SHOCK considers what’s in store for fans with the small screen adaptation of Stephen King’s THE MIST.

Stephen King’s original 1980 novella THE MIST was one of the most disturbing and emotionally affecting works in the writer’s entire repertoire. When it was adapted into the 2007 film by Frank Darabont, the director nailed the tone, the dread and paranoia of the source perfectly, along with the brand of working-class heroism that Stephen King is known for and that so many filmmakers who tackle his stories fail to accurately capture.

Of course, there was that ending…

That controversial, horrible ending…

Personally, this writer hated that ending. Sorry if you didn’t.

If you haven’t seen THE MIST, there are spoilers below.
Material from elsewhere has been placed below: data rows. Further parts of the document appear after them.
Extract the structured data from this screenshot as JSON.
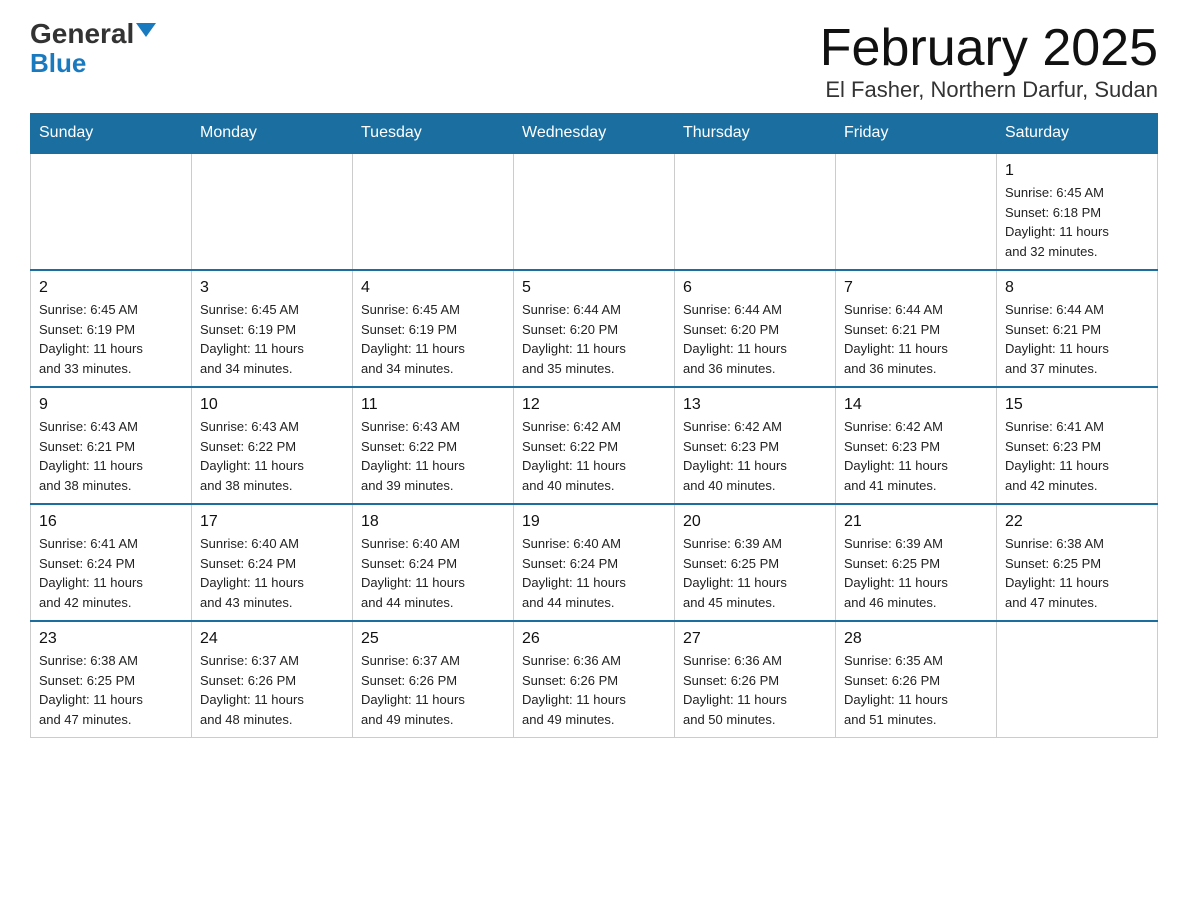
{
  "logo": {
    "general": "General",
    "blue": "Blue"
  },
  "title": "February 2025",
  "subtitle": "El Fasher, Northern Darfur, Sudan",
  "days_of_week": [
    "Sunday",
    "Monday",
    "Tuesday",
    "Wednesday",
    "Thursday",
    "Friday",
    "Saturday"
  ],
  "weeks": [
    [
      {
        "day": "",
        "info": ""
      },
      {
        "day": "",
        "info": ""
      },
      {
        "day": "",
        "info": ""
      },
      {
        "day": "",
        "info": ""
      },
      {
        "day": "",
        "info": ""
      },
      {
        "day": "",
        "info": ""
      },
      {
        "day": "1",
        "info": "Sunrise: 6:45 AM\nSunset: 6:18 PM\nDaylight: 11 hours\nand 32 minutes."
      }
    ],
    [
      {
        "day": "2",
        "info": "Sunrise: 6:45 AM\nSunset: 6:19 PM\nDaylight: 11 hours\nand 33 minutes."
      },
      {
        "day": "3",
        "info": "Sunrise: 6:45 AM\nSunset: 6:19 PM\nDaylight: 11 hours\nand 34 minutes."
      },
      {
        "day": "4",
        "info": "Sunrise: 6:45 AM\nSunset: 6:19 PM\nDaylight: 11 hours\nand 34 minutes."
      },
      {
        "day": "5",
        "info": "Sunrise: 6:44 AM\nSunset: 6:20 PM\nDaylight: 11 hours\nand 35 minutes."
      },
      {
        "day": "6",
        "info": "Sunrise: 6:44 AM\nSunset: 6:20 PM\nDaylight: 11 hours\nand 36 minutes."
      },
      {
        "day": "7",
        "info": "Sunrise: 6:44 AM\nSunset: 6:21 PM\nDaylight: 11 hours\nand 36 minutes."
      },
      {
        "day": "8",
        "info": "Sunrise: 6:44 AM\nSunset: 6:21 PM\nDaylight: 11 hours\nand 37 minutes."
      }
    ],
    [
      {
        "day": "9",
        "info": "Sunrise: 6:43 AM\nSunset: 6:21 PM\nDaylight: 11 hours\nand 38 minutes."
      },
      {
        "day": "10",
        "info": "Sunrise: 6:43 AM\nSunset: 6:22 PM\nDaylight: 11 hours\nand 38 minutes."
      },
      {
        "day": "11",
        "info": "Sunrise: 6:43 AM\nSunset: 6:22 PM\nDaylight: 11 hours\nand 39 minutes."
      },
      {
        "day": "12",
        "info": "Sunrise: 6:42 AM\nSunset: 6:22 PM\nDaylight: 11 hours\nand 40 minutes."
      },
      {
        "day": "13",
        "info": "Sunrise: 6:42 AM\nSunset: 6:23 PM\nDaylight: 11 hours\nand 40 minutes."
      },
      {
        "day": "14",
        "info": "Sunrise: 6:42 AM\nSunset: 6:23 PM\nDaylight: 11 hours\nand 41 minutes."
      },
      {
        "day": "15",
        "info": "Sunrise: 6:41 AM\nSunset: 6:23 PM\nDaylight: 11 hours\nand 42 minutes."
      }
    ],
    [
      {
        "day": "16",
        "info": "Sunrise: 6:41 AM\nSunset: 6:24 PM\nDaylight: 11 hours\nand 42 minutes."
      },
      {
        "day": "17",
        "info": "Sunrise: 6:40 AM\nSunset: 6:24 PM\nDaylight: 11 hours\nand 43 minutes."
      },
      {
        "day": "18",
        "info": "Sunrise: 6:40 AM\nSunset: 6:24 PM\nDaylight: 11 hours\nand 44 minutes."
      },
      {
        "day": "19",
        "info": "Sunrise: 6:40 AM\nSunset: 6:24 PM\nDaylight: 11 hours\nand 44 minutes."
      },
      {
        "day": "20",
        "info": "Sunrise: 6:39 AM\nSunset: 6:25 PM\nDaylight: 11 hours\nand 45 minutes."
      },
      {
        "day": "21",
        "info": "Sunrise: 6:39 AM\nSunset: 6:25 PM\nDaylight: 11 hours\nand 46 minutes."
      },
      {
        "day": "22",
        "info": "Sunrise: 6:38 AM\nSunset: 6:25 PM\nDaylight: 11 hours\nand 47 minutes."
      }
    ],
    [
      {
        "day": "23",
        "info": "Sunrise: 6:38 AM\nSunset: 6:25 PM\nDaylight: 11 hours\nand 47 minutes."
      },
      {
        "day": "24",
        "info": "Sunrise: 6:37 AM\nSunset: 6:26 PM\nDaylight: 11 hours\nand 48 minutes."
      },
      {
        "day": "25",
        "info": "Sunrise: 6:37 AM\nSunset: 6:26 PM\nDaylight: 11 hours\nand 49 minutes."
      },
      {
        "day": "26",
        "info": "Sunrise: 6:36 AM\nSunset: 6:26 PM\nDaylight: 11 hours\nand 49 minutes."
      },
      {
        "day": "27",
        "info": "Sunrise: 6:36 AM\nSunset: 6:26 PM\nDaylight: 11 hours\nand 50 minutes."
      },
      {
        "day": "28",
        "info": "Sunrise: 6:35 AM\nSunset: 6:26 PM\nDaylight: 11 hours\nand 51 minutes."
      },
      {
        "day": "",
        "info": ""
      }
    ]
  ]
}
I know this argument is old hat at this point, but really, if you were a fan of King’s tale or even if you loved the movie up until that climactic point, I challenge that there is no way that that the character of that father as written or personified by actor Thomas Jane, being of sound mind throughout the story, even at the worst of times, would have given up and opted to murder his child in an effort to “protect” him  and then cowardly not kill himself.

And even worse than that nihilistic ending was the tidy way in which the film was wrapped up! In the novella, as those of you know who have read it, it is open ended; an Elder God-esque monster walks over our protagonist’s car and we know that the mist will continue as they drive off into the unknown.
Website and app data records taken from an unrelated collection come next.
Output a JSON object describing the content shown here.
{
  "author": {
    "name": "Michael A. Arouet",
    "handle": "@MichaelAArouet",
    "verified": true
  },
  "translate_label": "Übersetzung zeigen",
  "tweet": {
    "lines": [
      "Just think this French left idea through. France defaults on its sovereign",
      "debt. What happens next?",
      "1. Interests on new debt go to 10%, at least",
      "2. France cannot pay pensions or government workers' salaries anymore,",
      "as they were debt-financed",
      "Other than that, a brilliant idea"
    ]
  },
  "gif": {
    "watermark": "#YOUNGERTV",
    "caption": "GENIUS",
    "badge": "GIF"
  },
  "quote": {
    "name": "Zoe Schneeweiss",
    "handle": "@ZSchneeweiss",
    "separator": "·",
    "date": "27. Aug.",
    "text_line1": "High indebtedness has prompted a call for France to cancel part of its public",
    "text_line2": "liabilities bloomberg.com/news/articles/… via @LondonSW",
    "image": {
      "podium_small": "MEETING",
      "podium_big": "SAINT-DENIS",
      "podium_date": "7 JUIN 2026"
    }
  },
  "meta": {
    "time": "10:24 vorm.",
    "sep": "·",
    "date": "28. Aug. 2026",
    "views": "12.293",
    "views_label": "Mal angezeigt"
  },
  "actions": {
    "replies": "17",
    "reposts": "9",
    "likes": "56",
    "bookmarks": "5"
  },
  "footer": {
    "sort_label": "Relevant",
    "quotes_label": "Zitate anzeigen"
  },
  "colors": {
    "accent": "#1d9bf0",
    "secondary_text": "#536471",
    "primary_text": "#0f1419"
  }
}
Which actually makes the idea of a longform TV show adaptation not a bad one at all.  It would be a clear continuation of the novella, a mea culpa for the cop-out finale of the movie. Indeed, as was widely reported yesterday, Spike TV ordered 10 episodes of TWC-Dimension Television’s THE MIST series, based on the strength of the pilot alone. So it’s coming, whether we want it to or not.

And really, why wouldn’t we want it?
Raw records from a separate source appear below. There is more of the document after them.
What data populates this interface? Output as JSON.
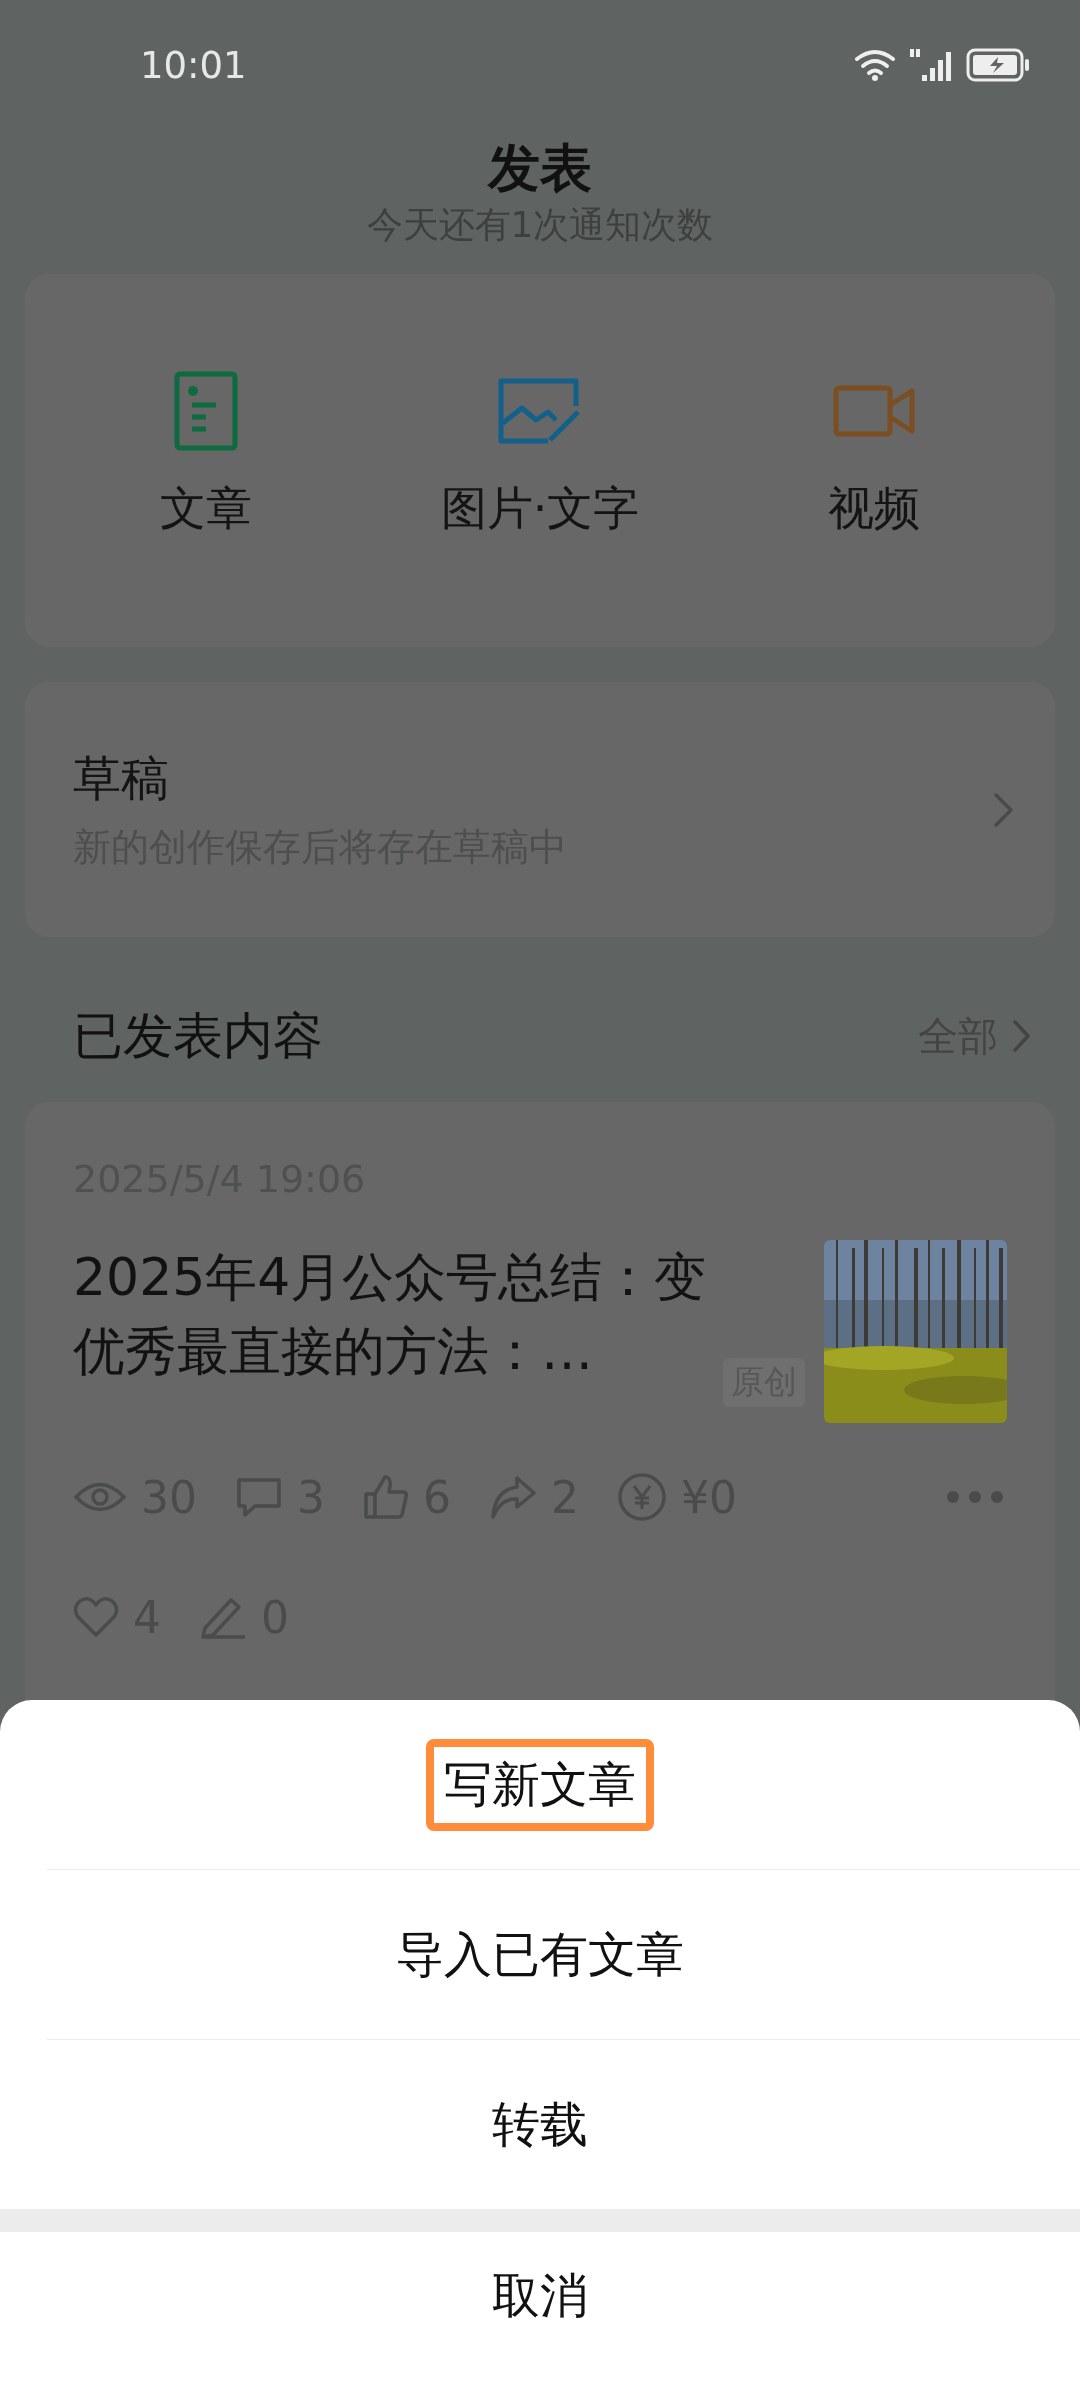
{
  "status_bar": {
    "time": "10:01"
  },
  "header": {
    "title": "发表",
    "subtitle": "今天还有1次通知次数"
  },
  "create_types": [
    {
      "kind": "article",
      "label": "文章"
    },
    {
      "kind": "image_text",
      "label": "图片·文字"
    },
    {
      "kind": "video",
      "label": "视频"
    }
  ],
  "drafts": {
    "title": "草稿",
    "subtitle": "新的创作保存后将存在草稿中"
  },
  "published": {
    "title": "已发表内容",
    "all_link": "全部",
    "posts": [
      {
        "date": "2025/5/4 19:06",
        "title": "2025年4月公众号总结：变优秀最直接的方法：…",
        "tag": "原创",
        "stats": [
          {
            "kind": "views",
            "value": "30"
          },
          {
            "kind": "comments",
            "value": "3"
          },
          {
            "kind": "likes",
            "value": "6"
          },
          {
            "kind": "shares",
            "value": "2"
          },
          {
            "kind": "income",
            "value": "¥0"
          },
          {
            "kind": "favorites",
            "value": "4"
          },
          {
            "kind": "edits",
            "value": "0"
          }
        ]
      }
    ]
  },
  "action_sheet": {
    "items": [
      {
        "label": "写新文章",
        "highlighted": true
      },
      {
        "label": "导入已有文章",
        "highlighted": false
      },
      {
        "label": "转载",
        "highlighted": false
      }
    ],
    "cancel": "取消"
  }
}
The idea of heroes trapped inside a shadowy netherworld full of unspeakable monsters is appealing, both dramatically and aesthetically. Of course, one would expect that a similar dynamic to THE WALKING DEAD would evolve (ironic, considering Darabont was instrumental in getting that show off the ground too, with many key TWD cast members appearing in THE MIST), wherein our protagonists would  battle not only strange, otherworldy creatures but a rogues gallery of hustlers, drifters and miscreants as they progress on their journey into fear.

And presumably, those massive insect like monsters would be considerably more vulnerable and visible than they were in either the book or film, thus ensuring ample freakish carnage in every episode.

I’ve seen some pundits balk, saying that there’s too much horror on television right now and I find that an odd argument. The things that we used to dream about as kids, the horror that my generation searched for and saved for and argued with mom and dad about is now commonplace; horror is not the fringe, it’s the mainstream.  And that’s not a bad thing. Because, like it or not, shows like THE WALKING DEAD and its sister program, FEAR THE WALKING DEAD, or PENNY DREADFUL or AMERICAN HORROR STORY are horror entertainments that are as stylish, intelligent and emotional as they are outrageously gory and imaginative and even a bit dangerous. These shows offer horror entertainment with the darkest of themes; their hard edges have not been ironed out, much to audiences delight and it seems as if the public wants more and more blood. This lust for the lurid in our living rooms is no doubt a reflection of the times in which we live. In these media-saturated days, where we are exposed to such endless atrocity in the real world at all times, coming at us from a myriad screens and sources, a simple fantasy tied up with a tidy ending will not do. That’s not life. Life is dark. Life is cruel. Life giveth, but it taketh away far more. We’re not as naive a culture as we once were…

But I digress…

The bottom line is that what is perhaps Stephen King’s finest work is being adapted into a television show. And I think that’s a good thing. Considering Stephen King by his own account is a “putter inner”, his work needs a long leash in order which to develop his characters and themes effectively, something that rarely happens when he’s crushed into feature length.

What do you think? Are you optimistic about THE MIST?